* _DATA FOR THE TASK_
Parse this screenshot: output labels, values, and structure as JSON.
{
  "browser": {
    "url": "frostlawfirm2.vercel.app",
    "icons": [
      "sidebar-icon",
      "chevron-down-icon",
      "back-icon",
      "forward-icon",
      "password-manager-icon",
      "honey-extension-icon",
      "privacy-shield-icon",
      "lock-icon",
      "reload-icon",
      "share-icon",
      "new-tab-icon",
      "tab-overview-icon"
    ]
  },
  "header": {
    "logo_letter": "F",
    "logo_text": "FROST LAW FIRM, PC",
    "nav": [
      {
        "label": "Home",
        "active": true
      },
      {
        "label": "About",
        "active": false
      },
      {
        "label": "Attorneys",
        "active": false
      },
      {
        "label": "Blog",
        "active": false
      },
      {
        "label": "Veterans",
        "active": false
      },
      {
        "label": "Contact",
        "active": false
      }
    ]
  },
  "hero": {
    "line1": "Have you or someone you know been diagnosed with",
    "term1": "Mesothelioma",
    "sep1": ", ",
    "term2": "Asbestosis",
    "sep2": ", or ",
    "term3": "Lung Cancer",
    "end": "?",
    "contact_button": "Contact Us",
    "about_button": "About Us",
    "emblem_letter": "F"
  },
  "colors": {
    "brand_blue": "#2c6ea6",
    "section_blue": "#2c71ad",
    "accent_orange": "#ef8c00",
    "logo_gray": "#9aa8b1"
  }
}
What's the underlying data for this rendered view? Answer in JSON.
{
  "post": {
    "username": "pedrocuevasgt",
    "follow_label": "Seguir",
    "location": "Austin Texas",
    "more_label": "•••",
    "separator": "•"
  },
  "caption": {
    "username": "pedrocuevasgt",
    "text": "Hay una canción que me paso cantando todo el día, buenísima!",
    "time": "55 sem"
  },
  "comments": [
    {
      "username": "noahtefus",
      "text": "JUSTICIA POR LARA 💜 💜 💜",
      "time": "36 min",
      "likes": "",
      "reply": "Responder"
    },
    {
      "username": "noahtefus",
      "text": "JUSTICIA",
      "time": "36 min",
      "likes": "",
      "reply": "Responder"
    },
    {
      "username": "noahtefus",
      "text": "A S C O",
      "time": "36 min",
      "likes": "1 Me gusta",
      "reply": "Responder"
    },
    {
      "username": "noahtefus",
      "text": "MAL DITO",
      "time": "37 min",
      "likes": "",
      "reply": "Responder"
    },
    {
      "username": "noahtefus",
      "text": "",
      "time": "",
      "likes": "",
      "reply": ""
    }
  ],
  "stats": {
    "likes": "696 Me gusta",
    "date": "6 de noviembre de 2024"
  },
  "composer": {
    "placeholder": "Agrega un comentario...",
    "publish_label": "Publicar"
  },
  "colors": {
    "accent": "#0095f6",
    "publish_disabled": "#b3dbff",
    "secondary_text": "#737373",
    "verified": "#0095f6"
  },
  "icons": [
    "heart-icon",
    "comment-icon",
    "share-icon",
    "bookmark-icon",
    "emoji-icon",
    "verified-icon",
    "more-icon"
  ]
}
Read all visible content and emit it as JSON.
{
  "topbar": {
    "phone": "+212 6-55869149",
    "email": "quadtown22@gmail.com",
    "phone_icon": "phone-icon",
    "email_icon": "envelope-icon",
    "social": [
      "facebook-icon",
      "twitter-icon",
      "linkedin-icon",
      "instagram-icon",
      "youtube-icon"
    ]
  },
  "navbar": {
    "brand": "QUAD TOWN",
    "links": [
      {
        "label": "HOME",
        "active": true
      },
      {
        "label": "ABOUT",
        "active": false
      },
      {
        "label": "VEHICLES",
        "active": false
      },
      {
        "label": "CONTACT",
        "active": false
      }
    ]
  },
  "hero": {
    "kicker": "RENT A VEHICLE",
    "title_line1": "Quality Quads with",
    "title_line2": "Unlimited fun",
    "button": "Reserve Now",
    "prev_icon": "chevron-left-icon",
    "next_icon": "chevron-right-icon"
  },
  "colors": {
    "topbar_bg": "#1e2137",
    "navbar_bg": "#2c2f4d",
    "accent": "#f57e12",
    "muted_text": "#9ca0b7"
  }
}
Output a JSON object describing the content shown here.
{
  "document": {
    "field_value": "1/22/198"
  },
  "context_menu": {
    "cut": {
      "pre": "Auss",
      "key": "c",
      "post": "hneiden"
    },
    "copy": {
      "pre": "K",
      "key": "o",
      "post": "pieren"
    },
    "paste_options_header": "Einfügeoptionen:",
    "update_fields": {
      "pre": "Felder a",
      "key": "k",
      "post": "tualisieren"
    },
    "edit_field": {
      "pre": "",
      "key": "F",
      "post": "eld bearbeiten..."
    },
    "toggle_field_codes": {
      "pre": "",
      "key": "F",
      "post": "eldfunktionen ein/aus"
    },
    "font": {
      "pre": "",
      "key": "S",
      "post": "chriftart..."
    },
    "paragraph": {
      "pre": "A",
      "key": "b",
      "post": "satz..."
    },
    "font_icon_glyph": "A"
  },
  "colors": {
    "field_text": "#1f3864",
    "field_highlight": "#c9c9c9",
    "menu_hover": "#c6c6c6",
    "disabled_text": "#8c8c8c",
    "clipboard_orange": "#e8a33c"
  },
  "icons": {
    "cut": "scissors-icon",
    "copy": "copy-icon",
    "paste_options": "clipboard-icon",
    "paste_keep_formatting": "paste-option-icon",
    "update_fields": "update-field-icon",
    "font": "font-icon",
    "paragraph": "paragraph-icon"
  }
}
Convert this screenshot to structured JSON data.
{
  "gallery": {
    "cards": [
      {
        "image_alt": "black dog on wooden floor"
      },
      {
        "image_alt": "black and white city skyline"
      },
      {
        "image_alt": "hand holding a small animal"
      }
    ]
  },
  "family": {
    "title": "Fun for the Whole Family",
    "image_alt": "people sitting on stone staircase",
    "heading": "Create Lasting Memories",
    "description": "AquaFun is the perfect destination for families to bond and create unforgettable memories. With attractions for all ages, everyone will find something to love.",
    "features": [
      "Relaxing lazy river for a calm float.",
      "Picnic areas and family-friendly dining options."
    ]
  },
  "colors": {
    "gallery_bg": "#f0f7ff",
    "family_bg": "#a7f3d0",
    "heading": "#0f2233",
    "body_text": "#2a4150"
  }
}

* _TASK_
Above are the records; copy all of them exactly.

* _TASK RESULT_
Parse this screenshot: output labels, values, and structure as JSON.
{
  "browser": {
    "url": "frostlawfirm2.vercel.app",
    "icons": [
      "sidebar-icon",
      "chevron-down-icon",
      "back-icon",
      "forward-icon",
      "password-manager-icon",
      "honey-extension-icon",
      "privacy-shield-icon",
      "lock-icon",
      "reload-icon",
      "share-icon",
      "new-tab-icon",
      "tab-overview-icon"
    ]
  },
  "header": {
    "logo_letter": "F",
    "logo_text": "FROST LAW FIRM, PC",
    "nav": [
      {
        "label": "Home",
        "active": true
      },
      {
        "label": "About",
        "active": false
      },
      {
        "label": "Attorneys",
        "active": false
      },
      {
        "label": "Blog",
        "active": false
      },
      {
        "label": "Veterans",
        "active": false
      },
      {
        "label": "Contact",
        "active": false
      }
    ]
  },
  "hero": {
    "line1": "Have you or someone you know been diagnosed with",
    "term1": "Mesothelioma",
    "sep1": ", ",
    "term2": "Asbestosis",
    "sep2": ", or ",
    "term3": "Lung Cancer",
    "end": "?",
    "contact_button": "Contact Us",
    "about_button": "About Us",
    "emblem_letter": "F"
  },
  "colors": {
    "brand_blue": "#2c6ea6",
    "section_blue": "#2c71ad",
    "accent_orange": "#ef8c00",
    "logo_gray": "#9aa8b1"
  }
}
What's the underlying data for this rendered view? Answer in JSON.
{
  "post": {
    "username": "pedrocuevasgt",
    "follow_label": "Seguir",
    "location": "Austin Texas",
    "more_label": "•••",
    "separator": "•"
  },
  "caption": {
    "username": "pedrocuevasgt",
    "text": "Hay una canción que me paso cantando todo el día, buenísima!",
    "time": "55 sem"
  },
  "comments": [
    {
      "username": "noahtefus",
      "text": "JUSTICIA POR LARA 💜 💜 💜",
      "time": "36 min",
      "likes": "",
      "reply": "Responder"
    },
    {
      "username": "noahtefus",
      "text": "JUSTICIA",
      "time": "36 min",
      "likes": "",
      "reply": "Responder"
    },
    {
      "username": "noahtefus",
      "text": "A S C O",
      "time": "36 min",
      "likes": "1 Me gusta",
      "reply": "Responder"
    },
    {
      "username": "noahtefus",
      "text": "MAL DITO",
      "time": "37 min",
      "likes": "",
      "reply": "Responder"
    },
    {
      "username": "noahtefus",
      "text": "",
      "time": "",
      "likes": "",
      "reply": ""
    }
  ],
  "stats": {
    "likes": "696 Me gusta",
    "date": "6 de noviembre de 2024"
  },
  "composer": {
    "placeholder": "Agrega un comentario...",
    "publish_label": "Publicar"
  },
  "colors": {
    "accent": "#0095f6",
    "publish_disabled": "#b3dbff",
    "secondary_text": "#737373",
    "verified": "#0095f6"
  },
  "icons": [
    "heart-icon",
    "comment-icon",
    "share-icon",
    "bookmark-icon",
    "emoji-icon",
    "verified-icon",
    "more-icon"
  ]
}
Read all visible content and emit it as JSON.
{
  "topbar": {
    "phone": "+212 6-55869149",
    "email": "quadtown22@gmail.com",
    "phone_icon": "phone-icon",
    "email_icon": "envelope-icon",
    "social": [
      "facebook-icon",
      "twitter-icon",
      "linkedin-icon",
      "instagram-icon",
      "youtube-icon"
    ]
  },
  "navbar": {
    "brand": "QUAD TOWN",
    "links": [
      {
        "label": "HOME",
        "active": true
      },
      {
        "label": "ABOUT",
        "active": false
      },
      {
        "label": "VEHICLES",
        "active": false
      },
      {
        "label": "CONTACT",
        "active": false
      }
    ]
  },
  "hero": {
    "kicker": "RENT A VEHICLE",
    "title_line1": "Quality Quads with",
    "title_line2": "Unlimited fun",
    "button": "Reserve Now",
    "prev_icon": "chevron-left-icon",
    "next_icon": "chevron-right-icon"
  },
  "colors": {
    "topbar_bg": "#1e2137",
    "navbar_bg": "#2c2f4d",
    "accent": "#f57e12",
    "muted_text": "#9ca0b7"
  }
}
Output a JSON object describing the content shown here.
{
  "document": {
    "field_value": "1/22/198"
  },
  "context_menu": {
    "cut": {
      "pre": "Auss",
      "key": "c",
      "post": "hneiden"
    },
    "copy": {
      "pre": "K",
      "key": "o",
      "post": "pieren"
    },
    "paste_options_header": "Einfügeoptionen:",
    "update_fields": {
      "pre": "Felder a",
      "key": "k",
      "post": "tualisieren"
    },
    "edit_field": {
      "pre": "",
      "key": "F",
      "post": "eld bearbeiten..."
    },
    "toggle_field_codes": {
      "pre": "",
      "key": "F",
      "post": "eldfunktionen ein/aus"
    },
    "font": {
      "pre": "",
      "key": "S",
      "post": "chriftart..."
    },
    "paragraph": {
      "pre": "A",
      "key": "b",
      "post": "satz..."
    },
    "font_icon_glyph": "A"
  },
  "colors": {
    "field_text": "#1f3864",
    "field_highlight": "#c9c9c9",
    "menu_hover": "#c6c6c6",
    "disabled_text": "#8c8c8c",
    "clipboard_orange": "#e8a33c"
  },
  "icons": {
    "cut": "scissors-icon",
    "copy": "copy-icon",
    "paste_options": "clipboard-icon",
    "paste_keep_formatting": "paste-option-icon",
    "update_fields": "update-field-icon",
    "font": "font-icon",
    "paragraph": "paragraph-icon"
  }
}
Convert this screenshot to structured JSON data.
{
  "gallery": {
    "cards": [
      {
        "image_alt": "black dog on wooden floor"
      },
      {
        "image_alt": "black and white city skyline"
      },
      {
        "image_alt": "hand holding a small animal"
      }
    ]
  },
  "family": {
    "title": "Fun for the Whole Family",
    "image_alt": "people sitting on stone staircase",
    "heading": "Create Lasting Memories",
    "description": "AquaFun is the perfect destination for families to bond and create unforgettable memories. With attractions for all ages, everyone will find something to love.",
    "features": [
      "Relaxing lazy river for a calm float.",
      "Picnic areas and family-friendly dining options."
    ]
  },
  "colors": {
    "gallery_bg": "#f0f7ff",
    "family_bg": "#a7f3d0",
    "heading": "#0f2233",
    "body_text": "#2a4150"
  }
}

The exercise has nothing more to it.